Start of DATA UNDER STUDY

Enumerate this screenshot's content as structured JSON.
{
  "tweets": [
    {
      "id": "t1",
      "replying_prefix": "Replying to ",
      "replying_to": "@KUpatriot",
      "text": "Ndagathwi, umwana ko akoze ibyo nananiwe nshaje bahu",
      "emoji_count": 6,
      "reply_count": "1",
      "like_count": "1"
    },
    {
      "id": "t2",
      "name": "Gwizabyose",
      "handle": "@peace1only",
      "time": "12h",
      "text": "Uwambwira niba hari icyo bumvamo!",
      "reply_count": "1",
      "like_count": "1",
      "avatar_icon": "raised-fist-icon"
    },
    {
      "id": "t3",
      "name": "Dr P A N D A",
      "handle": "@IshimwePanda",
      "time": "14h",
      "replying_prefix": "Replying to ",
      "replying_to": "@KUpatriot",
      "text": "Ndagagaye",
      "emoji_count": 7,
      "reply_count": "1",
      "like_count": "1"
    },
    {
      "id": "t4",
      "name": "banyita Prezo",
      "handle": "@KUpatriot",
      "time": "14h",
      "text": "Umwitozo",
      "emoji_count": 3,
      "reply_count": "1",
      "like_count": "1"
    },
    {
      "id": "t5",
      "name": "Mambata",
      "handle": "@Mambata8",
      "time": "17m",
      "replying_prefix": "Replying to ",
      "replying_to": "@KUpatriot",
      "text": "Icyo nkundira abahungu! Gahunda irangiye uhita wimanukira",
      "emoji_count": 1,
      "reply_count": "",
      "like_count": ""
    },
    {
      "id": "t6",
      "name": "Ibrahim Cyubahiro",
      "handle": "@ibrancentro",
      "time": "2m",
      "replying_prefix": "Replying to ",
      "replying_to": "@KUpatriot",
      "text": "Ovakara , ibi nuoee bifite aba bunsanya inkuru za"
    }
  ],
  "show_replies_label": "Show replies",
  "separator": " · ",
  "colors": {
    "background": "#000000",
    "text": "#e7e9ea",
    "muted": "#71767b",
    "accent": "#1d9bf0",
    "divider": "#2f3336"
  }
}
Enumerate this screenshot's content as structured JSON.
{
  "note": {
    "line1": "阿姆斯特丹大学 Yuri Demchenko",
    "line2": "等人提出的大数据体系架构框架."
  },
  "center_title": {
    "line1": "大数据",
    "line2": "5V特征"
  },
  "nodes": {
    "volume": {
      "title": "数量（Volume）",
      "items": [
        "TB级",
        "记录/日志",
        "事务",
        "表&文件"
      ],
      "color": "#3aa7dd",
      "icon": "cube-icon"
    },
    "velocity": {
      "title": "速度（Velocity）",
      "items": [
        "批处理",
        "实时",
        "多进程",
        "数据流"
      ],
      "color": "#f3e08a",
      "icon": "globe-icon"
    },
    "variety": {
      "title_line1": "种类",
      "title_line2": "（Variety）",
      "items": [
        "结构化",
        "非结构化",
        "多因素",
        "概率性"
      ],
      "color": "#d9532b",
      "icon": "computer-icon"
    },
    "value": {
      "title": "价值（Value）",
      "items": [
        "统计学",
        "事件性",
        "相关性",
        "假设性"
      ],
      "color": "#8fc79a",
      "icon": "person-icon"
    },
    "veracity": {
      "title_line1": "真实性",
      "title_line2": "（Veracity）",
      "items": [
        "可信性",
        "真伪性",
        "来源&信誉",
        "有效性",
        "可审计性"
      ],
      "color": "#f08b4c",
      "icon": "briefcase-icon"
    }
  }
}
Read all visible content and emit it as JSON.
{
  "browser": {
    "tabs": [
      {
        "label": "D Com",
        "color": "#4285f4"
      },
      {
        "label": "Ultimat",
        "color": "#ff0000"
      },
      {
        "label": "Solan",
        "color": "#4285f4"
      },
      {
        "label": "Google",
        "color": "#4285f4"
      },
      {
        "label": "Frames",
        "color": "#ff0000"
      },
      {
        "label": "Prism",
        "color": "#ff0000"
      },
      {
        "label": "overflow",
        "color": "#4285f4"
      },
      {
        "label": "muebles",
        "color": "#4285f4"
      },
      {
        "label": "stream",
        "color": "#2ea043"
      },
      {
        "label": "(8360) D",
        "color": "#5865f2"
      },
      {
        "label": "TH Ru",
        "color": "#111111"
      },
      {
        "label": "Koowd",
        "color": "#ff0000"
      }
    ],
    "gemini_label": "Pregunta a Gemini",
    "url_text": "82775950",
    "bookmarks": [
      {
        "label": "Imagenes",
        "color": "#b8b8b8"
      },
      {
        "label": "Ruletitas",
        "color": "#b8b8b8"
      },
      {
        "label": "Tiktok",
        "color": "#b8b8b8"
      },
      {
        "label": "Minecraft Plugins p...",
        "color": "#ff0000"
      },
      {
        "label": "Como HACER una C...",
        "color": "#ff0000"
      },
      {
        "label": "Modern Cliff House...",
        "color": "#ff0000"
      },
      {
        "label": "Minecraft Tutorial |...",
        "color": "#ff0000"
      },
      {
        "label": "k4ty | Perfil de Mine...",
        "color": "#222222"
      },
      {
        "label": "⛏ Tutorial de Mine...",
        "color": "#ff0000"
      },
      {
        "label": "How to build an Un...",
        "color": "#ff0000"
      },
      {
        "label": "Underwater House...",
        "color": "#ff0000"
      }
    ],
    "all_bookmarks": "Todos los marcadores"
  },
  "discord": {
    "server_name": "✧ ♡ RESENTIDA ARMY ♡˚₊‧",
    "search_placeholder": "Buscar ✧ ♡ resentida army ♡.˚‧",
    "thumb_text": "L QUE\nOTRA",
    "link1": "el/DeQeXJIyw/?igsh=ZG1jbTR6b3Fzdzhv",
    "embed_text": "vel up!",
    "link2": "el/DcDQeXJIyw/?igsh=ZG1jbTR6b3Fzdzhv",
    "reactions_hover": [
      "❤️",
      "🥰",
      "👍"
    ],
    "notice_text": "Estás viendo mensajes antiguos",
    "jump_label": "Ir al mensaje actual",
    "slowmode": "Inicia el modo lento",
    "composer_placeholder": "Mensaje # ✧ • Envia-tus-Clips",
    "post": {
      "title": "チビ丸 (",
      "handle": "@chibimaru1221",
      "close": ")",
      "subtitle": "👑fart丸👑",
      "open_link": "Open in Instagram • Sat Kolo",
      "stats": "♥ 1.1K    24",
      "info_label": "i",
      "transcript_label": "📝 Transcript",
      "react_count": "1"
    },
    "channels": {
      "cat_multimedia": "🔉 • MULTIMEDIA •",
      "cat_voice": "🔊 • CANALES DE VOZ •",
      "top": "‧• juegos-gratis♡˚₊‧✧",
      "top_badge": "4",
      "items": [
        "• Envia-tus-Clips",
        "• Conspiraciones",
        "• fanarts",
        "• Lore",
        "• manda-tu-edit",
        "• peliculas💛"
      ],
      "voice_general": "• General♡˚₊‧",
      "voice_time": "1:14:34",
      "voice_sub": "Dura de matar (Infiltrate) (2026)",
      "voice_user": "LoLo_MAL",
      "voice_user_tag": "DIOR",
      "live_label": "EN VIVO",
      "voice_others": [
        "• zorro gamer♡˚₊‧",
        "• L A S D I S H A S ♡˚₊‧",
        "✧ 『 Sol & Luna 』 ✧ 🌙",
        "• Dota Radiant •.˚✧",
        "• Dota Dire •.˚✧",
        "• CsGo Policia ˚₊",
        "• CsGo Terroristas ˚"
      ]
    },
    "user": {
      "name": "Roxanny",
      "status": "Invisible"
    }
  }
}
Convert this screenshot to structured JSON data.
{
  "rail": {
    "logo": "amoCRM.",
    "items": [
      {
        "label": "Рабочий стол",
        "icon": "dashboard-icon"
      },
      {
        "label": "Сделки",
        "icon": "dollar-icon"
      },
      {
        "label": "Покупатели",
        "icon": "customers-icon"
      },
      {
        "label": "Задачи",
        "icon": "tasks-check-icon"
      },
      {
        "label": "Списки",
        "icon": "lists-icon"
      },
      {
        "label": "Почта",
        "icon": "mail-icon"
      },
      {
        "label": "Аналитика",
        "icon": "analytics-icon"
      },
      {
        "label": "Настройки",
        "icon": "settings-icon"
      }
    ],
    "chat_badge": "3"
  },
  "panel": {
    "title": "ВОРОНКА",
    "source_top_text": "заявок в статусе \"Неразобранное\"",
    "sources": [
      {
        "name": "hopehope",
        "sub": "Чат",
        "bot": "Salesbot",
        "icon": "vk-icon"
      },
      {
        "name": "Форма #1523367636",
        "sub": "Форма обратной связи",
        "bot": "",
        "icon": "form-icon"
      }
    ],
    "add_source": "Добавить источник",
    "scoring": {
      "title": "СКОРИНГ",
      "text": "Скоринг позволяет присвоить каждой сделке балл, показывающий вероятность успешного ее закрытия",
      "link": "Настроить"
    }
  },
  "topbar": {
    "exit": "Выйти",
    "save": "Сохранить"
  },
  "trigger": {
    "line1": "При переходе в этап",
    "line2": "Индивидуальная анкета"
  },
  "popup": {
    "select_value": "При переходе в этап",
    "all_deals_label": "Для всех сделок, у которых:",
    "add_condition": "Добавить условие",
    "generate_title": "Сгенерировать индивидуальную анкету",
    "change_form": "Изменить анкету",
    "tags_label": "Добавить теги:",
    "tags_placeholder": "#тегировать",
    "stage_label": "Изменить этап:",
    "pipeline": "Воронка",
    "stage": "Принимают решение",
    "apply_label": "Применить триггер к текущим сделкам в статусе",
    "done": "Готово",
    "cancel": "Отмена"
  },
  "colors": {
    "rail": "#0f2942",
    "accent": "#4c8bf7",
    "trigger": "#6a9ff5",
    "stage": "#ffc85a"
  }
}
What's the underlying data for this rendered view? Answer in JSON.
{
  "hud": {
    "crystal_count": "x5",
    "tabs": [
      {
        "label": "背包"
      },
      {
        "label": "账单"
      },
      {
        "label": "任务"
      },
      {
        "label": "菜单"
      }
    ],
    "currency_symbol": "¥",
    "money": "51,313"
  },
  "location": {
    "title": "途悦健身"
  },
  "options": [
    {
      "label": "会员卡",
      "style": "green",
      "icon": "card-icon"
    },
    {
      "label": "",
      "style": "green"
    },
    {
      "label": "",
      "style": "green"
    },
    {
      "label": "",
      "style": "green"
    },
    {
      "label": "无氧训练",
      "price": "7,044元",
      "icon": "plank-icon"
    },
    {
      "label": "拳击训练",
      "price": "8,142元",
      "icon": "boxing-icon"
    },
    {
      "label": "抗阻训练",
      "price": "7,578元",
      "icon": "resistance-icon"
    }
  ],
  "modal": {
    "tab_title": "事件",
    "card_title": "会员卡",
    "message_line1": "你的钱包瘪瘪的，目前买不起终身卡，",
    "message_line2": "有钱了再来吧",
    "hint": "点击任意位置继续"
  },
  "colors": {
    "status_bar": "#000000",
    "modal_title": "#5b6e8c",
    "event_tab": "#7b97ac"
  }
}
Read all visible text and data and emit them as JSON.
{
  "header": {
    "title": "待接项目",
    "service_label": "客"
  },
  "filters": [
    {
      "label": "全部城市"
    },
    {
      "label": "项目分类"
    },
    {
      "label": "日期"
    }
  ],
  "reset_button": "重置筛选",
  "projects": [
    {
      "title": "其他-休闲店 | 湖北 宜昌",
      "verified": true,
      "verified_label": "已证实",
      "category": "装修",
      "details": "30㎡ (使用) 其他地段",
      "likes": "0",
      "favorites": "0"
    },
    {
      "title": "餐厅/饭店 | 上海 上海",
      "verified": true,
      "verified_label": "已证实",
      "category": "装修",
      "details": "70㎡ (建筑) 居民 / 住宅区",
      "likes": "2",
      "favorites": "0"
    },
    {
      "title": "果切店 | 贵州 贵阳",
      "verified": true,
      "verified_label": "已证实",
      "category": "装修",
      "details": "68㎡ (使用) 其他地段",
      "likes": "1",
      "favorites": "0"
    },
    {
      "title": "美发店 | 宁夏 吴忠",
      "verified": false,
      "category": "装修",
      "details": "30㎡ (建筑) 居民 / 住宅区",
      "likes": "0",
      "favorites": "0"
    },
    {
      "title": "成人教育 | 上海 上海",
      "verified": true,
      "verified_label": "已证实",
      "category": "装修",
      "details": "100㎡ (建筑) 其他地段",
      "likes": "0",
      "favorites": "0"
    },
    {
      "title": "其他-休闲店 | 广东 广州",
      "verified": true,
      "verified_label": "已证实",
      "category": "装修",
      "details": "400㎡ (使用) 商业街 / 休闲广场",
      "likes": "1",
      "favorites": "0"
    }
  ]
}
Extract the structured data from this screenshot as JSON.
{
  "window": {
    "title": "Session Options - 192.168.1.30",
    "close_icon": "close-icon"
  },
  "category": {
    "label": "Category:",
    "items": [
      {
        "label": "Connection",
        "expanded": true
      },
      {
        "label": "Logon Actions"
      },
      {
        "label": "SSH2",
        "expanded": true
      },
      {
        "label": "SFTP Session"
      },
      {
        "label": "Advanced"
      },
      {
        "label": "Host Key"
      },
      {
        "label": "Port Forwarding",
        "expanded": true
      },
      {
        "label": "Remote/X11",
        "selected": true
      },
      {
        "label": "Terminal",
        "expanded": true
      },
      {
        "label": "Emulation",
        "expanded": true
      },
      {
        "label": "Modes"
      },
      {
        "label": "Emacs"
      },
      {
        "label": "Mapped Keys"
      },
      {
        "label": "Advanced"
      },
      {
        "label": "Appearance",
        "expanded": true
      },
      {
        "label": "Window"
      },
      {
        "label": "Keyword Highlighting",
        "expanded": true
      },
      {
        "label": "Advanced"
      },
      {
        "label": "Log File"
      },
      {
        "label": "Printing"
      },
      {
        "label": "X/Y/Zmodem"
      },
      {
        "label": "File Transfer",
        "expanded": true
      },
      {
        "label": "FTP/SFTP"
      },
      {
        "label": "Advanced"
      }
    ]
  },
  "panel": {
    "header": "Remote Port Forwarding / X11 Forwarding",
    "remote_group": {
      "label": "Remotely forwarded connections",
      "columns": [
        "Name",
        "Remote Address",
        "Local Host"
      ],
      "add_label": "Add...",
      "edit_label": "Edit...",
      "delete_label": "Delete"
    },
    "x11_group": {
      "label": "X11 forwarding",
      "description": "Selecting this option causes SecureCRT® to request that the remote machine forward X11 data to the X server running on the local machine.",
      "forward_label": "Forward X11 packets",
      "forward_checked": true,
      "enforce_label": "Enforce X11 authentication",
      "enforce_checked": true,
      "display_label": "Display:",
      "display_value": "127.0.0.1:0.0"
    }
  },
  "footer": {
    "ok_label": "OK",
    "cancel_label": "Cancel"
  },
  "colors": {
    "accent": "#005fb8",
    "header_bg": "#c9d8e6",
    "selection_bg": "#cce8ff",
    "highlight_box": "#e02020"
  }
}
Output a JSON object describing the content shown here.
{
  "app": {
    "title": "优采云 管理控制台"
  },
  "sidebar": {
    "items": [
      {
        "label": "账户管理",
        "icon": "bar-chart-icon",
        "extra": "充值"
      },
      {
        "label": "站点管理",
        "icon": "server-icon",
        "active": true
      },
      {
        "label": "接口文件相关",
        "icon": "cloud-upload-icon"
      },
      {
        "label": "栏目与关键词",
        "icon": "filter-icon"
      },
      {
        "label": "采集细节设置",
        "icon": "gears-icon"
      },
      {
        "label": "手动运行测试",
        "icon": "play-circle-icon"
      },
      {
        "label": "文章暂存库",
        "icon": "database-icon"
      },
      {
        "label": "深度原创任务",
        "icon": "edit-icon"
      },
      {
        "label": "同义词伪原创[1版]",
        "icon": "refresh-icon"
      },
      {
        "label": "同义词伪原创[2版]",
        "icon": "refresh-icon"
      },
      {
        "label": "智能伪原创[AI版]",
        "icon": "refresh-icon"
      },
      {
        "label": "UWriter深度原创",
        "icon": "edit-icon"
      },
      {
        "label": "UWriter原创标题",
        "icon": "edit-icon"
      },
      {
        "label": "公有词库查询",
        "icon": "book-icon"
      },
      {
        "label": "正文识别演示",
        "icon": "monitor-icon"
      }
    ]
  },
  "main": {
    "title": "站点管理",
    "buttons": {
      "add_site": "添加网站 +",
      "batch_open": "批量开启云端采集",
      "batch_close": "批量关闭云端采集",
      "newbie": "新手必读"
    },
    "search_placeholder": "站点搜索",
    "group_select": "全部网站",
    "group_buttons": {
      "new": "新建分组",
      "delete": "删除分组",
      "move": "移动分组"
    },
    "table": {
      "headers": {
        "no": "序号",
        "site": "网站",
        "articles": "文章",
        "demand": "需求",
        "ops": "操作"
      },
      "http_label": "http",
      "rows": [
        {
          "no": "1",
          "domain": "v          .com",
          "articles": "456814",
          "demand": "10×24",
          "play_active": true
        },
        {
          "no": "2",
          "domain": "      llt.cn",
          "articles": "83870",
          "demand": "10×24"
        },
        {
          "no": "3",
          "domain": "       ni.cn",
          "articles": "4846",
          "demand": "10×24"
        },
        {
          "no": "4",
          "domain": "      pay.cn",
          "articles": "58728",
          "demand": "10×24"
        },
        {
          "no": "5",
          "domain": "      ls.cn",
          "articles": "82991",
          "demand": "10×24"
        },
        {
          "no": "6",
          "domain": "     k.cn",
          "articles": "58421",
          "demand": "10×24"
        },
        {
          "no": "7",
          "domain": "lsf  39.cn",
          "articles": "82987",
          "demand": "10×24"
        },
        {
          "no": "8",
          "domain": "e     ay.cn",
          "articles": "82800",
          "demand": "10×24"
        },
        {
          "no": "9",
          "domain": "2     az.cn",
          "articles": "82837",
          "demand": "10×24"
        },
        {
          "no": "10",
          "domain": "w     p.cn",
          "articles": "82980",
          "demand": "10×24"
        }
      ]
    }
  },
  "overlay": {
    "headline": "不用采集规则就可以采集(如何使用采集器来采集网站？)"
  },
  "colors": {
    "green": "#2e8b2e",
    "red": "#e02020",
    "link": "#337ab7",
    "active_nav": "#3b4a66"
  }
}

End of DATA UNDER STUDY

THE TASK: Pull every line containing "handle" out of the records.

RESPONSE TO THIS TASK:
      "handle": "@peace1only",
      "handle": "@IshimwePanda",
      "handle": "@KUpatriot",
      "handle": "@Mambata8",
      "handle": "@ibrancentro",
      "handle": "@chibimaru1221",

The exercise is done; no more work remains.